Michael Weinstein / The Poynter Institute
[EDITOR’S NOTE: This is an edited version of an article that ran in The Write Stuff, the monthly newsletter of The Charlotte Observer‘s writing group.Observer features editor Michael Weinstein, along with assistant metro editor Michael Gordon, is co-editor of the newsletter.]
Brady Dennis was a night cops reporter in the Tampa bureau of Poynter’s St. Petersburg (Fla.) Times when he started writing “300 Words,” a series of short stories about ordinary people, in 2004. This year, he won the Ernie Pyle Award for human interest writing for his series. The “300 Words” stories have been running, alongside pictures by Times photographer Chris Zuppa, on the front page of the paper’s local-news section, about once a month. To find their stories, Zuppa and Dennis think of a moment they want to capture, then find the subject who best defines that moment. Dennis is now a general-assignment reporter in the Times‘ Tampa bureau. I interviewed him, via e-mail, to find out what he’s learned about storytelling in small doses.

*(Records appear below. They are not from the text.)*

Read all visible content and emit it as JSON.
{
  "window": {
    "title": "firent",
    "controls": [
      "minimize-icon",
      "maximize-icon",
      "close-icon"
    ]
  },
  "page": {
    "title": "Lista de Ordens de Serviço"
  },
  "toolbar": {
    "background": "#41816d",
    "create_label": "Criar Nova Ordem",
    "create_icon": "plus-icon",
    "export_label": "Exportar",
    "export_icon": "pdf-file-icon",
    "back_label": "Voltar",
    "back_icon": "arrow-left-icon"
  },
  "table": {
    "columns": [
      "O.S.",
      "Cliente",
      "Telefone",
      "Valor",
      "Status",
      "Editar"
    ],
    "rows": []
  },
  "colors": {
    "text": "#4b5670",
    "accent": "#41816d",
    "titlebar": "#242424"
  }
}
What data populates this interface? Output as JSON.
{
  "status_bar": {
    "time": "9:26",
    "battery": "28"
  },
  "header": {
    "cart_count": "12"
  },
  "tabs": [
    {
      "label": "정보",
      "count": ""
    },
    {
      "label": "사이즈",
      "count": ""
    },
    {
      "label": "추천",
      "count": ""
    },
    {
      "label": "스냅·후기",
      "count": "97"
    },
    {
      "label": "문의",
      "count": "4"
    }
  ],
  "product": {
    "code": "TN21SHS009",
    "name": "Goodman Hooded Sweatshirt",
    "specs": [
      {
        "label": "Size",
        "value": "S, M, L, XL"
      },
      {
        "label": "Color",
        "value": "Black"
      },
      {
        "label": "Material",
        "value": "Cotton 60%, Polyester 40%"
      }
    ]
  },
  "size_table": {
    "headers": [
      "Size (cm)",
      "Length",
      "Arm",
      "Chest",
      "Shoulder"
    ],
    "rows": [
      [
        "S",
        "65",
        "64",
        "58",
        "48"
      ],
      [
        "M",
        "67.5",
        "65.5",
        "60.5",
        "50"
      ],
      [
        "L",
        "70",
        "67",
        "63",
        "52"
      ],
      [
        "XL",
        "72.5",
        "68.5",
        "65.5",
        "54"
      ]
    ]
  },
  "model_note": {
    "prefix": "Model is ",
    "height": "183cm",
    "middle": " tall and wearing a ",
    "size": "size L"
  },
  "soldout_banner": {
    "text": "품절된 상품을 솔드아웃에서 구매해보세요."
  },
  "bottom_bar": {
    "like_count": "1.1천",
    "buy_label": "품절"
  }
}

MICHAEL WEINSTEIN: How did you come up with the idea of writing 300-word stories?